=== Section Start ===
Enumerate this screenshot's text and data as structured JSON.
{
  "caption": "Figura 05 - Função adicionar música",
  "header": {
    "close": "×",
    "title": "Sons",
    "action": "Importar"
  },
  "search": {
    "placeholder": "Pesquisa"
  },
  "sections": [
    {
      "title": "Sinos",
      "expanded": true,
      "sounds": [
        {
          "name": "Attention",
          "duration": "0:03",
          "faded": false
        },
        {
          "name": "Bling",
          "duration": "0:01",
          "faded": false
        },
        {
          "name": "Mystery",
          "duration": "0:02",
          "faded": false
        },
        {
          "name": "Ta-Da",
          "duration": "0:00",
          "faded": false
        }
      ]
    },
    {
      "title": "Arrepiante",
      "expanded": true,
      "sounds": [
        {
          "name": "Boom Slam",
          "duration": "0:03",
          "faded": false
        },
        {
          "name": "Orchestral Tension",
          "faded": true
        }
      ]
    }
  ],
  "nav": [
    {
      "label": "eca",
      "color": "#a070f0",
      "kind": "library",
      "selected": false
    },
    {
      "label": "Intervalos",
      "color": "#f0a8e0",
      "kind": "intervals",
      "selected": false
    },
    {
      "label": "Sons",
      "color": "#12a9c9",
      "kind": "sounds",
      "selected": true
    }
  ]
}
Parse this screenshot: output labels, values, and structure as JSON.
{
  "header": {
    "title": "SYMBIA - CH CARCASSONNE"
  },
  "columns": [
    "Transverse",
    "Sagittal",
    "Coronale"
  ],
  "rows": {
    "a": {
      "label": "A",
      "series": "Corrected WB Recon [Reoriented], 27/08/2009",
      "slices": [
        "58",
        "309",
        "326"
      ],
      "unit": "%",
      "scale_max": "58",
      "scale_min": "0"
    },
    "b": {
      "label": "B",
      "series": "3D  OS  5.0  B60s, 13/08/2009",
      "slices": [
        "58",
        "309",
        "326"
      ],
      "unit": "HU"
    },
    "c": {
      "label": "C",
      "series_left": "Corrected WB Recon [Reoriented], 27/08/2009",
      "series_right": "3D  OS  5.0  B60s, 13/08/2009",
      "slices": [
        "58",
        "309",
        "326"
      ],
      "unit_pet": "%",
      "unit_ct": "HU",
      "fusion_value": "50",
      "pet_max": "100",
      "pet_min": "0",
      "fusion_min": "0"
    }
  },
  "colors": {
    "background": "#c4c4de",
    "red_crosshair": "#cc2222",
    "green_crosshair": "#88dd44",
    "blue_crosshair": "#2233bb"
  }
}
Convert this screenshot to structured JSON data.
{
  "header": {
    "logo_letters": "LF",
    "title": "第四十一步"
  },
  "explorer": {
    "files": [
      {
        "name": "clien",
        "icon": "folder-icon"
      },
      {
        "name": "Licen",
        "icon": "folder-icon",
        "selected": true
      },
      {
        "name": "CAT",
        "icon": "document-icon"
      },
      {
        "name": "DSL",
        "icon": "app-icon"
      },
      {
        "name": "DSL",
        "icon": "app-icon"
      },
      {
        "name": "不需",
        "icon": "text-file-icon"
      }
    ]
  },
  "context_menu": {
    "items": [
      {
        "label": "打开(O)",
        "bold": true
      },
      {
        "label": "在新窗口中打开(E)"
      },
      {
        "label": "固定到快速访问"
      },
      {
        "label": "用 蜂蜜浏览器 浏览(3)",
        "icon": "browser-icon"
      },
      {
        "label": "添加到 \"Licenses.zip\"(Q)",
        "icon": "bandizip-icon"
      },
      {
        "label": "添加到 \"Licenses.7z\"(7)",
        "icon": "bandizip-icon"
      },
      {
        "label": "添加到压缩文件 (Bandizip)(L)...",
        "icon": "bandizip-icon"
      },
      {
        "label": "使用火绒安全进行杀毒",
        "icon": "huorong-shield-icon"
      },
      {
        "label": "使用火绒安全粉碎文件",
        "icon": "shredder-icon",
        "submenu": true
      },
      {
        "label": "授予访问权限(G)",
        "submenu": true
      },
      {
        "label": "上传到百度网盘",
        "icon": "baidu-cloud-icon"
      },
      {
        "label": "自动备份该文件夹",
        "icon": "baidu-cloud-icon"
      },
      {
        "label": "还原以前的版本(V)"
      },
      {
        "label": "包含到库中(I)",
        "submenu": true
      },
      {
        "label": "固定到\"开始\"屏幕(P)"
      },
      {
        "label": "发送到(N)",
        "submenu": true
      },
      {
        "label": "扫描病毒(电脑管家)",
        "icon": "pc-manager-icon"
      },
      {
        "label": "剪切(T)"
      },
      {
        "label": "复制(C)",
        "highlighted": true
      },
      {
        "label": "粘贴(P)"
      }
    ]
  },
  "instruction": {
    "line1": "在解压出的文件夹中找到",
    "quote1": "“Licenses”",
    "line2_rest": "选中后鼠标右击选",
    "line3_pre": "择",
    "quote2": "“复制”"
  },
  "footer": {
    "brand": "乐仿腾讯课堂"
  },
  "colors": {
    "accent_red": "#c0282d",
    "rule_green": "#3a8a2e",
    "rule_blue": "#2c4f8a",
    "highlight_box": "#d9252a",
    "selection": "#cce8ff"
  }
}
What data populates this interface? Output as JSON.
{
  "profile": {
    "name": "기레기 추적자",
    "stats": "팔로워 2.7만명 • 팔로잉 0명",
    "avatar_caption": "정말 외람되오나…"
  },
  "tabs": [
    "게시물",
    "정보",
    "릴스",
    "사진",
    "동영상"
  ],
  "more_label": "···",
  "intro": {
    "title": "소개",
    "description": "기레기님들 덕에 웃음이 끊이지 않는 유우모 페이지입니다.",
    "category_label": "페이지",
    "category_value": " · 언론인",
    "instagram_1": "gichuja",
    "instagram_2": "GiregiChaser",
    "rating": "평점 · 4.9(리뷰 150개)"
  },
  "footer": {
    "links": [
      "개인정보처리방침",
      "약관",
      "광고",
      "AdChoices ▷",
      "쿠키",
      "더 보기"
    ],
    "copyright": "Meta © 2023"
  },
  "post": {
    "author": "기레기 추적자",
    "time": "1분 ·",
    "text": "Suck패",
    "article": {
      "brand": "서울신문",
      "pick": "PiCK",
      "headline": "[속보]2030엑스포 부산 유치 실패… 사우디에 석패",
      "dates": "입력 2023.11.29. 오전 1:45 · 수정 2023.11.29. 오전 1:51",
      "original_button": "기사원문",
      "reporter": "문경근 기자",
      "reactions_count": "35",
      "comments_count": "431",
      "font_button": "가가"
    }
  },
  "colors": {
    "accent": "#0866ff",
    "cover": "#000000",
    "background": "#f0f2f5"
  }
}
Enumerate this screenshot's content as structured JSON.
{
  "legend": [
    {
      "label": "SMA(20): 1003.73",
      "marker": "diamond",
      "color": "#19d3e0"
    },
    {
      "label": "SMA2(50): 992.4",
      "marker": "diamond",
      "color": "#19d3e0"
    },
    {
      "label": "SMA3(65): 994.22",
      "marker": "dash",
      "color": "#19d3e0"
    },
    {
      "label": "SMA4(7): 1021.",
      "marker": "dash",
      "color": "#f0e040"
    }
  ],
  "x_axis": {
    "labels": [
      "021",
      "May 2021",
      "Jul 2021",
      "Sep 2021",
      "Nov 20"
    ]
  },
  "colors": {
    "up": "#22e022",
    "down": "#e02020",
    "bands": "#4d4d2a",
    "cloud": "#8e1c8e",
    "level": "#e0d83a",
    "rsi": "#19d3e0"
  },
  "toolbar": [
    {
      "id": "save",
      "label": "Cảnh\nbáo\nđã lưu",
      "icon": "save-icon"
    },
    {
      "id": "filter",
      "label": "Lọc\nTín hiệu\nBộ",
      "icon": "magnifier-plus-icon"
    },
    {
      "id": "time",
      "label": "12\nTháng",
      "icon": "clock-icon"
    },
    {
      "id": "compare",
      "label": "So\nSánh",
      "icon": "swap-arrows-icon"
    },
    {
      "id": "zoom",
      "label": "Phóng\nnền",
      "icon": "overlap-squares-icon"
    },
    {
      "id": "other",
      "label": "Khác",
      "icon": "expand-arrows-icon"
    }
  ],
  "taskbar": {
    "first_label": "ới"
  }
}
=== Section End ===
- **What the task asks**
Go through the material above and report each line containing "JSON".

- **Answer to this exercise**
Enumerate this screenshot's text and data as structured JSON.
Parse this screenshot: output labels, values, and structure as JSON.
Convert this screenshot to structured JSON data.
What data populates this interface? Output as JSON.
Enumerate this screenshot's content as structured JSON.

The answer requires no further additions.